A family has occupied the Pendleton Farm for over 30 years. With grown, married children and on–coming grand-children the family needed more space. After the Architect’s study of potential expansion for the existing house, the decision was made to start anew reusing as many materials as possible from the old structure. Inspired by the traditional forms of contextual red barns and agricultural implements, the new house was imagined as a farmhouse cartoon. From a distance the house can be seen as a deep-rooted proverbial form; upon closer observation one discovers a new interpretation. Deliberate siting on the knoll, simple massing, and an exaggerated sense of scale bring a graphic quality to the home’s familiar style.
Nestled against a stand of live oak trees, it overlooks adjacent meadows of the Blackland Prarie. Oversized windows in each room frame views, once concealed by the former structure, and provide balanced daylight throughout the house. The two story, 3,600 sf house is organized around a central hall which provides separation for its multi-generational occupancy. A stair connects the second level bunk-room and bedroom suites to public living spaces below. White, painted wood interiors reflect a nostalgia for the simplicity of the beloved old family home. A central hearth, in kitchen, glows of long leaf pine reused from the former house. Steel handrails and details, some light fixtures, and wooden furniture pieces, were fabricated on-site by family members, with strict instructions from Mom to follow the Architect’s direction.
A screened porch anchored by chimney on the north-east corner serves as the main gathering space. Red clay brick from the old house is used on the over-scaled chimney and “foundation” for the new home.
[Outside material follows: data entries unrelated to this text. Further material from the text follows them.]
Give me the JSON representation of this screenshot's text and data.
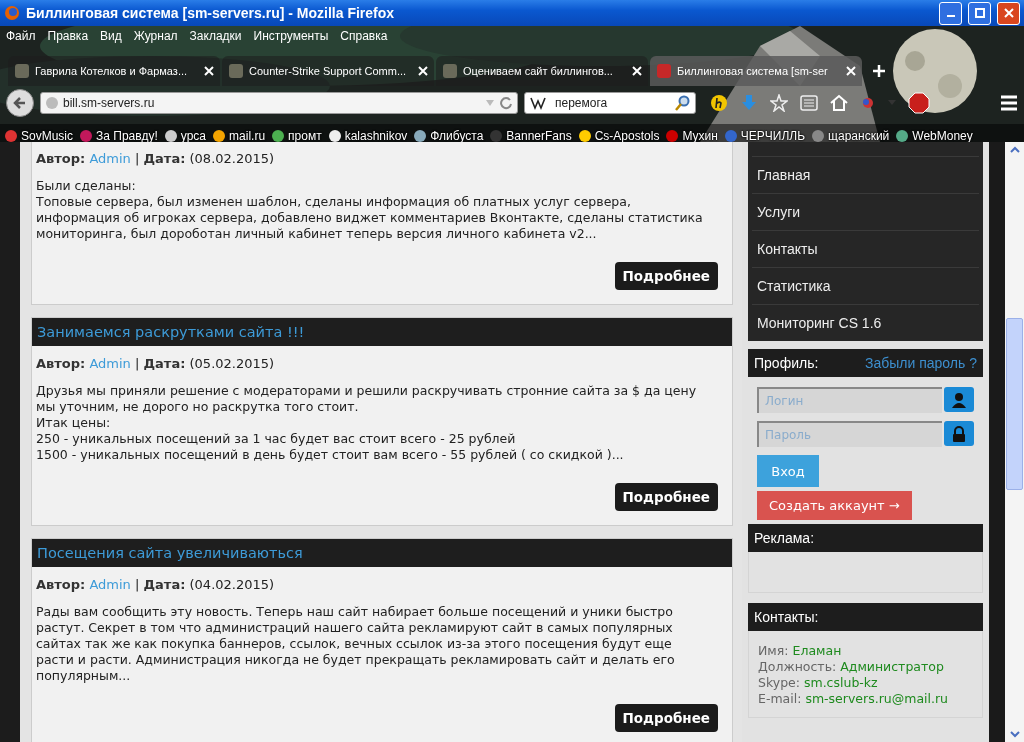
{
  "window": {
    "title": "Биллинговая система [sm-servers.ru] - Mozilla Firefox"
  },
  "menu": [
    "Файл",
    "Правка",
    "Вид",
    "Журнал",
    "Закладки",
    "Инструменты",
    "Справка"
  ],
  "tabs": [
    {
      "label": "Гаврила Котелков и Фармаз...",
      "selected": false
    },
    {
      "label": "Counter-Strike Support Comm...",
      "selected": false
    },
    {
      "label": "Оцениваем сайт биллингов...",
      "selected": false
    },
    {
      "label": "Биллинговая система [sm-ser",
      "selected": true
    }
  ],
  "address_bar": {
    "value": "bill.sm-servers.ru"
  },
  "search_field": {
    "value": "перемога"
  },
  "bookmarks": [
    "SovMusic",
    "За Правду!",
    "урса",
    "mail.ru",
    "промт",
    "kalashnikov",
    "Флибуста",
    "BannerFans",
    "Cs-Apostols",
    "Мухин",
    "ЧЕРЧИЛЛЬ",
    "щаранский",
    "WebMoney"
  ],
  "posts": [
    {
      "author_label": "Автор:",
      "author": "Admin",
      "separator": "|",
      "date_label": "Дата:",
      "date": "(08.02.2015)",
      "body": [
        "Были сделаны:",
        "Топовые сервера, был изменен шаблон, сделаны информация об платных услуг сервера, информация об игроках сервера, добавлено виджет комментариев Вконтакте, сделаны статистика мониторинга, был дороботан личный кабинет теперь версия личного кабинета v2..."
      ],
      "button": "Подробнее"
    },
    {
      "title": "Занимаемся раскрутками сайта !!!",
      "author_label": "Автор:",
      "author": "Admin",
      "separator": "|",
      "date_label": "Дата:",
      "date": "(05.02.2015)",
      "body": [
        "Друзья мы приняли решение с модераторами и решили раскручивать стронние сайта за $ да цену мы уточним, не дорого но раскрутка того стоит.",
        "Итак цены:",
        "250 - уникальных посещений за 1 час будет вас стоит всего - 25 рублей",
        "1500 - уникальных посещений в день будет стоит вам всего - 55 рублей ( со скидкой )..."
      ],
      "button": "Подробнее"
    },
    {
      "title": "Посещения сайта увеличиваються",
      "author_label": "Автор:",
      "author": "Admin",
      "separator": "|",
      "date_label": "Дата:",
      "date": "(04.02.2015)",
      "body": [
        "Рады вам сообщить эту новость. Теперь наш сайт набирает больше посещений и уники быстро растут. Секрет в том что администраций нашего сайта рекламируют сайт в самых популярных сайтах так же как покупка баннеров, ссылок, вечных ссылок из-за этого посещения будут еще расти и расти. Администрация никогда не будет прекращать рекламировать сайт и делать его популярным..."
      ],
      "button": "Подробнее"
    }
  ],
  "sidebar": {
    "menu_items": [
      "Главная",
      "Услуги",
      "Контакты",
      "Статистика",
      "Мониторинг CS 1.6"
    ],
    "profile": {
      "title": "Профиль:",
      "forgot_link": "Забыли пароль ?",
      "login_placeholder": "Логин",
      "password_placeholder": "Пароль",
      "login_button": "Вход",
      "register_button": "Создать аккаунт →"
    },
    "ads": {
      "title": "Реклама:"
    },
    "contacts": {
      "title": "Контакты:",
      "rows": [
        {
          "label": "Имя:",
          "value": "Еламан"
        },
        {
          "label": "Должность:",
          "value": "Администратор"
        },
        {
          "label": "Skype:",
          "value": "sm.cslub-kz"
        },
        {
          "label": "E-mail:",
          "value": "sm-servers.ru@mail.ru"
        }
      ]
    }
  }
}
The Owner, having just moved in this spring, reports that they “…never knew how beautiful the farm is. It’s ok now just to sit on the porch and do nothing.”